[The task]:
Below are the records. List every line holding the word "background".

[[ Study material, beginning ]]

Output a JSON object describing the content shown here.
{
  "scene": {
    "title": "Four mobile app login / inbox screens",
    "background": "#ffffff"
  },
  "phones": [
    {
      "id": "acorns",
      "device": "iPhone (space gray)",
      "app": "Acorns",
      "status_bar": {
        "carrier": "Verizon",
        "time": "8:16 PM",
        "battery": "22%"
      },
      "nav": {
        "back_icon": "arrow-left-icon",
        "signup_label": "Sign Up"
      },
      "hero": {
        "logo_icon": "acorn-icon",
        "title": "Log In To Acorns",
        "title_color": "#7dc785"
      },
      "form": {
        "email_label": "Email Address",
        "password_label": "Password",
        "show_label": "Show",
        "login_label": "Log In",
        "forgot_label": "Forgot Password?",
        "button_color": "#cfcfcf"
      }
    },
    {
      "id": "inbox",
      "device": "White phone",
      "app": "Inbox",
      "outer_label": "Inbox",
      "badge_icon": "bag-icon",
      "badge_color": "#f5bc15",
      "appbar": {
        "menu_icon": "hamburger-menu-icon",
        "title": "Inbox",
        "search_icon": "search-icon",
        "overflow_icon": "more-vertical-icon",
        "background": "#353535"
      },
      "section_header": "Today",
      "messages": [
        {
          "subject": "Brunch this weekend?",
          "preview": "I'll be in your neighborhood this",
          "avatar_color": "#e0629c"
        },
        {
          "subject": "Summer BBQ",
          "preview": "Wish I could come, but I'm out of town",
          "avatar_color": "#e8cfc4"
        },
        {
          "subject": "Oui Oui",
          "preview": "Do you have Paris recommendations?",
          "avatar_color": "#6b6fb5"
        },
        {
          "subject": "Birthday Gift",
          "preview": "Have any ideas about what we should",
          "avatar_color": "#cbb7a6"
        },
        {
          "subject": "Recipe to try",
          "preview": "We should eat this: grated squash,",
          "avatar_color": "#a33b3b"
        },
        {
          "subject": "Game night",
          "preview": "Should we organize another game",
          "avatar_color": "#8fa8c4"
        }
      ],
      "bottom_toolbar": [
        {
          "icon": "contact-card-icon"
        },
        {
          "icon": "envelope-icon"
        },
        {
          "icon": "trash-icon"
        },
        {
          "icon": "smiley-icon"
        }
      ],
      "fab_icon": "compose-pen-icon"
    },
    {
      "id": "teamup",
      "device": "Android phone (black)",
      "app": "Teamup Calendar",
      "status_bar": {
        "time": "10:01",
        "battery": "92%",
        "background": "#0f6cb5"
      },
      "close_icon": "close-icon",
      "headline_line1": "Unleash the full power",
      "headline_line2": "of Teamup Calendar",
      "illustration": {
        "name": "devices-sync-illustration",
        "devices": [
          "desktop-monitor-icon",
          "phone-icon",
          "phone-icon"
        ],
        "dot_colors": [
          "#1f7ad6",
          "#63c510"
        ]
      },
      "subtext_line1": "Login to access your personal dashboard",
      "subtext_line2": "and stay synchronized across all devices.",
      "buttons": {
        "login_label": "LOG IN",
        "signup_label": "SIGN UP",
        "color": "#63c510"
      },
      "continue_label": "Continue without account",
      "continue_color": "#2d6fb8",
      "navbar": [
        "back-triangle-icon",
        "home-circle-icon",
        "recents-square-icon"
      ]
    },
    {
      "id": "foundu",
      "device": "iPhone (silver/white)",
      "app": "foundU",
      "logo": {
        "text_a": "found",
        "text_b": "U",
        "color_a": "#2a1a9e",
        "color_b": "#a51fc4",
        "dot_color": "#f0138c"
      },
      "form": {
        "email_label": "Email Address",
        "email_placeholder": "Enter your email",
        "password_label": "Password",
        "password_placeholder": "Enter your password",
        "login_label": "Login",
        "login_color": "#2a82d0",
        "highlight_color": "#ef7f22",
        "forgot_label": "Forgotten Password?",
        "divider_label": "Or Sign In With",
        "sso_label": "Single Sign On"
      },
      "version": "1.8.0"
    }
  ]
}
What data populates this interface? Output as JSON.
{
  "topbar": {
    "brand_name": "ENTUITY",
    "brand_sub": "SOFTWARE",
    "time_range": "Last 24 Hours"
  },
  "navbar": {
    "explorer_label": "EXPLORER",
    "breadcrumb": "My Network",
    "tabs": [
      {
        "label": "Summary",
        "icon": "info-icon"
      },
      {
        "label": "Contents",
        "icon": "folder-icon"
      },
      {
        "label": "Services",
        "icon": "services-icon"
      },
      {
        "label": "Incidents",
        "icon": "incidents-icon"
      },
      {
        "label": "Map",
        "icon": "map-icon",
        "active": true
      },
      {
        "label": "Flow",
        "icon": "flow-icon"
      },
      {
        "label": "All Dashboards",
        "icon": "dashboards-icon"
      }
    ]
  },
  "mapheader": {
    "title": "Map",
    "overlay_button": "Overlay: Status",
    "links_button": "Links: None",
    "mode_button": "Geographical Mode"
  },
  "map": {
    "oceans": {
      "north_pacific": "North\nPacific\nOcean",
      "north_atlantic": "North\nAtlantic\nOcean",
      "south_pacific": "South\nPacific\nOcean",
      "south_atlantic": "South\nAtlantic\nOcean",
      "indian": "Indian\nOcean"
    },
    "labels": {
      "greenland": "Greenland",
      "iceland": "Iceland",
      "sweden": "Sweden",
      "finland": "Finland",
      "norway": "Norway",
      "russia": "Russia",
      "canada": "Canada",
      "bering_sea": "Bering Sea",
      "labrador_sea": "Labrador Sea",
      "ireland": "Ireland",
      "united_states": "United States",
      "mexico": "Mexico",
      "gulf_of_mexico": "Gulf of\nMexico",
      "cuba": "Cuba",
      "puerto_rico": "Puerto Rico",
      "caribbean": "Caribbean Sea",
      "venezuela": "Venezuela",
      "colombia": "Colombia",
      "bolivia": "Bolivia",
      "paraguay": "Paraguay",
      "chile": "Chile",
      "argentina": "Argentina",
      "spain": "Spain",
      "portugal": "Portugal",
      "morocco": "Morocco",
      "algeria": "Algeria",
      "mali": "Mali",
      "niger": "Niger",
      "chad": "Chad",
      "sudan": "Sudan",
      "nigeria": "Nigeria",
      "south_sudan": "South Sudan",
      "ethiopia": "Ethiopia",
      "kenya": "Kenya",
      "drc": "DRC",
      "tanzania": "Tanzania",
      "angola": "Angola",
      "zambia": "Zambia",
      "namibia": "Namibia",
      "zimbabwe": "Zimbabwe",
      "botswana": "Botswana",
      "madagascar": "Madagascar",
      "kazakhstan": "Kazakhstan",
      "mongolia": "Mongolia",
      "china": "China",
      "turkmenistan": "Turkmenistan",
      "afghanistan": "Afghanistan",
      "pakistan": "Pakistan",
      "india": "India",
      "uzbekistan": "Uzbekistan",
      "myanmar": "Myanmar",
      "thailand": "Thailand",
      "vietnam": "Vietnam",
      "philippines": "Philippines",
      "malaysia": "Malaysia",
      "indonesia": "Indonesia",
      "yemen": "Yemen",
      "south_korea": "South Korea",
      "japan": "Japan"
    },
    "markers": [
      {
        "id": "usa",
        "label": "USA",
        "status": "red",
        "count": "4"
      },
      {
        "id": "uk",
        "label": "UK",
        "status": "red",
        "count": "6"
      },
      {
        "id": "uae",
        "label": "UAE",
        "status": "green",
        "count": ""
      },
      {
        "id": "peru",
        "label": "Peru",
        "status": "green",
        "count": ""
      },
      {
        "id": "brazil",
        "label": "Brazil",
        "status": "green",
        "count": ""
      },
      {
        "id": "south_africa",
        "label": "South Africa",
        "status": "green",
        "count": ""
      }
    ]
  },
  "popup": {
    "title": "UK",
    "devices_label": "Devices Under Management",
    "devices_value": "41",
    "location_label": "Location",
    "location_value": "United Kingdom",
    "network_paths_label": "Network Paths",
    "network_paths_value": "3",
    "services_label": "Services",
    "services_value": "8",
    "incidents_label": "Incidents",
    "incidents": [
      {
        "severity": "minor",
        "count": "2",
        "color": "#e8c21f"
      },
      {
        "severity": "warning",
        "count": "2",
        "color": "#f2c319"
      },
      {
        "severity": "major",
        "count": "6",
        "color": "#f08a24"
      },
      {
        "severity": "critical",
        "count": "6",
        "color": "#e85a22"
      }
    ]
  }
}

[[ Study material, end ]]

[Result of the task]:
    "background": "#ffffff"
        "background": "#353535"
        "background": "#0f6cb5"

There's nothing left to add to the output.